PROBLEM STATEMENT
Print every record exactly.

Dataset rows describing interfaces:
● ● ● ●

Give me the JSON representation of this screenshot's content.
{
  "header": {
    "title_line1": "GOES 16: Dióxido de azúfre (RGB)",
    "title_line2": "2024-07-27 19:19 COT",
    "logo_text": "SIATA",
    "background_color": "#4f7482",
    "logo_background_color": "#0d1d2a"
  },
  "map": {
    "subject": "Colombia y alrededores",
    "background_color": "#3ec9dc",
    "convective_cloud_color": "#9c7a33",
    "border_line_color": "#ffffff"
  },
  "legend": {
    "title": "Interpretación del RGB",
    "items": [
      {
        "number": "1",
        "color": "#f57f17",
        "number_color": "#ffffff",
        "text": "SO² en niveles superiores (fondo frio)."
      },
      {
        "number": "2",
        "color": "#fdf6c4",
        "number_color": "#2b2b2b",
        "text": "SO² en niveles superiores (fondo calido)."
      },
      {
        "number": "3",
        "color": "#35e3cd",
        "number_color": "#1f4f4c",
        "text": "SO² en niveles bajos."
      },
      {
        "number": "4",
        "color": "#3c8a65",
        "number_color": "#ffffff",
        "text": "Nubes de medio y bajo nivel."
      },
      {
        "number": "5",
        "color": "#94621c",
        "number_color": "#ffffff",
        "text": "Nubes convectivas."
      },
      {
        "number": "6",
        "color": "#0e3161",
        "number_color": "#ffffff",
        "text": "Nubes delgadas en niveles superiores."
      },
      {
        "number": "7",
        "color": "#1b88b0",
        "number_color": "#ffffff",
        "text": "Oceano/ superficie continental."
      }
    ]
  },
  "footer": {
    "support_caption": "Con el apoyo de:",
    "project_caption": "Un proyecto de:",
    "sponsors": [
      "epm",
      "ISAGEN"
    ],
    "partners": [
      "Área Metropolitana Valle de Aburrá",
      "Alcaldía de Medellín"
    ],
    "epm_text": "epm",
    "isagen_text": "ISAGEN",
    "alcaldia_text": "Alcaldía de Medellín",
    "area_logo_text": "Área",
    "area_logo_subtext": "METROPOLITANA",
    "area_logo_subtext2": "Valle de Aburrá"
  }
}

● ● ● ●

YOUR SOLUTION
Give me the JSON representation of this screenshot's content.
{
  "header": {
    "title_line1": "GOES 16: Dióxido de azúfre (RGB)",
    "title_line2": "2024-07-27 19:19 COT",
    "logo_text": "SIATA",
    "background_color": "#4f7482",
    "logo_background_color": "#0d1d2a"
  },
  "map": {
    "subject": "Colombia y alrededores",
    "background_color": "#3ec9dc",
    "convective_cloud_color": "#9c7a33",
    "border_line_color": "#ffffff"
  },
  "legend": {
    "title": "Interpretación del RGB",
    "items": [
      {
        "number": "1",
        "color": "#f57f17",
        "number_color": "#ffffff",
        "text": "SO² en niveles superiores (fondo frio)."
      },
      {
        "number": "2",
        "color": "#fdf6c4",
        "number_color": "#2b2b2b",
        "text": "SO² en niveles superiores (fondo calido)."
      },
      {
        "number": "3",
        "color": "#35e3cd",
        "number_color": "#1f4f4c",
        "text": "SO² en niveles bajos."
      },
      {
        "number": "4",
        "color": "#3c8a65",
        "number_color": "#ffffff",
        "text": "Nubes de medio y bajo nivel."
      },
      {
        "number": "5",
        "color": "#94621c",
        "number_color": "#ffffff",
        "text": "Nubes convectivas."
      },
      {
        "number": "6",
        "color": "#0e3161",
        "number_color": "#ffffff",
        "text": "Nubes delgadas en niveles superiores."
      },
      {
        "number": "7",
        "color": "#1b88b0",
        "number_color": "#ffffff",
        "text": "Oceano/ superficie continental."
      }
    ]
  },
  "footer": {
    "support_caption": "Con el apoyo de:",
    "project_caption": "Un proyecto de:",
    "sponsors": [
      "epm",
      "ISAGEN"
    ],
    "partners": [
      "Área Metropolitana Valle de Aburrá",
      "Alcaldía de Medellín"
    ],
    "epm_text": "epm",
    "isagen_text": "ISAGEN",
    "alcaldia_text": "Alcaldía de Medellín",
    "area_logo_text": "Área",
    "area_logo_subtext": "METROPOLITANA",
    "area_logo_subtext2": "Valle de Aburrá"
  }
}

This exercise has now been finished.